My book of the year. Beautiful, beguiling, memorable. - Edmund de Waal
Impossible to forget...beautiful and deeply humane. - Sunday Times
Reading Julia Blackburn's account of her life in a remote corner of the Ligurian mountains is like lifting a stone to find a strange, intricate, hidden world...prose that is ruthlessly unsentimental, but full of love. - Intelligent Life
A beautiful and unusual exploration of a strange landscape and forgotten lives in a remote Italian region that captivated us all. - Costa Book Awards 2011 judging panel
For anyone who keeps a special book shelf of permanent reading gems, this one deserves consideration. It's not a book that I want to rush, each piece offers much to think about and I want to make this one last so it will be alongside me through the summer an during that armchair trip to Italy and I shall write more eventually. - Dove Grey Reader Scribbles

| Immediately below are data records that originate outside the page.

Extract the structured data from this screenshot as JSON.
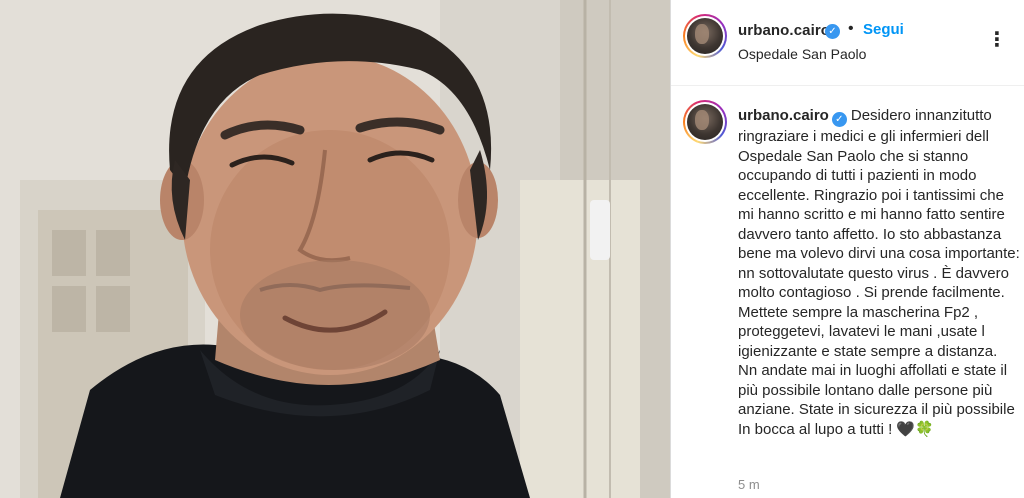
{
  "post": {
    "username": "urbano.cairo",
    "separator": "•",
    "follow_label": "Segui",
    "location": "Ospedale San Paolo",
    "more_label": "⋮",
    "verified_glyph": "✓",
    "caption_text": "Desidero innanzitutto ringraziare i medici e gli infermieri dell Ospedale San Paolo che si stanno occupando di tutti i pazienti in modo eccellente. Ringrazio poi i tantissimi che mi hanno scritto e mi hanno fatto sentire davvero tanto affetto. Io sto abbastanza bene ma volevo dirvi una cosa importante: nn sottovalutate questo virus . È davvero molto contagioso . Si prende facilmente. Mettete sempre la mascherina Fp2 , proteggetevi, lavatevi le mani ,usate l igienizzante e state sempre a distanza. Nn andate mai in luoghi affollati e state il più possibile lontano dalle persone più anziane. State in sicurezza il più possibile In bocca al lupo a tutti ! 🖤🍀",
    "timestamp": "5 m"
  },
  "colors": {
    "link_blue": "#0095f6",
    "verified_blue": "#3897f0",
    "muted_gray": "#8e8e8e"
  },
  "icons": {
    "verified": "verified-badge-icon",
    "more": "more-options-icon"
  }
}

Thin Paths is a careful, observant, detailed book about memory and the impressions left on people and places by the events of history. In writing it, Blackburn has painted a vivid, moving account of things that might be overlooked and even forgotten unless care is taken to preserve them. - Metro

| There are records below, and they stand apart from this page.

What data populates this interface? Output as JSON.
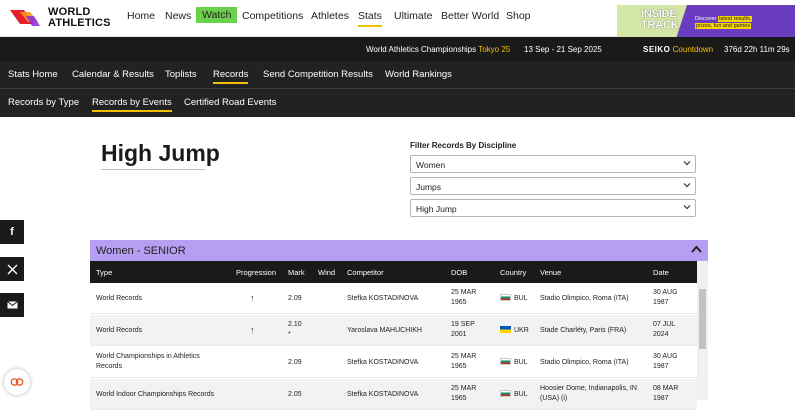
{
  "brand": {
    "name_line1": "WORLD",
    "name_line2": "ATHLETICS"
  },
  "topnav": {
    "items": [
      {
        "label": "Home"
      },
      {
        "label": "News"
      },
      {
        "label": "Watch"
      },
      {
        "label": "Competitions"
      },
      {
        "label": "Athletes"
      },
      {
        "label": "Stats"
      },
      {
        "label": "Ultimate"
      },
      {
        "label": "Better World"
      },
      {
        "label": "Shop"
      }
    ],
    "active": "Stats"
  },
  "promo": {
    "title_line1": "INSIDE",
    "title_line2": "TRACK",
    "text_prefix": "Discover",
    "text_highlight1": "latest results,",
    "text_highlight2": "prizes, fun and games"
  },
  "champbar": {
    "event": "World Athletics Championships",
    "city": "Tokyo 25",
    "dates": "13 Sep - 21 Sep 2025",
    "sponsor": "SEIKO",
    "countdown_label": "Countdown",
    "countdown": "376d 22h 11m 29s"
  },
  "statsnav": {
    "items": [
      {
        "label": "Stats Home"
      },
      {
        "label": "Calendar & Results"
      },
      {
        "label": "Toplists"
      },
      {
        "label": "Records"
      },
      {
        "label": "Send Competition Results"
      },
      {
        "label": "World Rankings"
      }
    ],
    "active": "Records"
  },
  "subnav": {
    "items": [
      {
        "label": "Records by Type"
      },
      {
        "label": "Records by Events"
      },
      {
        "label": "Certified Road Events"
      }
    ],
    "active": "Records by Events"
  },
  "page": {
    "title": "High Jump"
  },
  "filter": {
    "label": "Filter Records By Discipline",
    "gender": "Women",
    "group": "Jumps",
    "event": "High Jump"
  },
  "table": {
    "heading": "Women - SENIOR",
    "columns": [
      "Type",
      "Progression",
      "Mark",
      "Wind",
      "Competitor",
      "DOB",
      "Country",
      "Venue",
      "Date"
    ],
    "rows": [
      {
        "type": "World Records",
        "progression": "↑",
        "mark": "2.09",
        "mark2": "",
        "wind": "",
        "competitor": "Stefka KOSTADINOVA",
        "dob1": "25 MAR",
        "dob2": "1965",
        "country": "BUL",
        "venue1": "Stadio Olimpico, Roma (ITA)",
        "venue2": "",
        "date1": "30 AUG",
        "date2": "1987"
      },
      {
        "type": "World Records",
        "progression": "↑",
        "mark": "2.10",
        "mark2": "*",
        "wind": "",
        "competitor": "Yaroslava MAHUCHIKH",
        "dob1": "19 SEP",
        "dob2": "2001",
        "country": "UKR",
        "venue1": "Stade Charléty, Paris (FRA)",
        "venue2": "",
        "date1": "07 JUL",
        "date2": "2024"
      },
      {
        "type": "World Championships in Athletics",
        "type2": "Records",
        "progression": "",
        "mark": "2.09",
        "mark2": "",
        "wind": "",
        "competitor": "Stefka KOSTADINOVA",
        "dob1": "25 MAR",
        "dob2": "1965",
        "country": "BUL",
        "venue1": "Stadio Olimpico, Roma (ITA)",
        "venue2": "",
        "date1": "30 AUG",
        "date2": "1987"
      },
      {
        "type": "World Indoor Championships Records",
        "progression": "",
        "mark": "2.05",
        "mark2": "",
        "wind": "",
        "competitor": "Stefka KOSTADINOVA",
        "dob1": "25 MAR",
        "dob2": "1965",
        "country": "BUL",
        "venue1": "Hoosier Dome, Indianapolis, IN",
        "venue2": "(USA) (i)",
        "date1": "08 MAR",
        "date2": "1987"
      }
    ]
  },
  "colors": {
    "accent": "#f3c000",
    "table_header": "#b69ef2",
    "watch": "#6bd14c"
  }
}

Julia Blackburn has written five books of non-fiction - Charles Waterton, TheEmperor's Last Island, Daisy Bates in the Desert, Old Man Goya and With Billie - a family memoir, The Three of Us, which won the 2009 J. R. Ackerley Award, and two novels, The Book of Colour and The Leper's Companions, both of which were shortlisted for the Orange Prize. She is the author of seventeen short stories specially commisioned by BBC Radio, a selection of which were published in My Animals and Other Family, and four radio plays, including The Spellbound Horses, which was broadcast in 2011.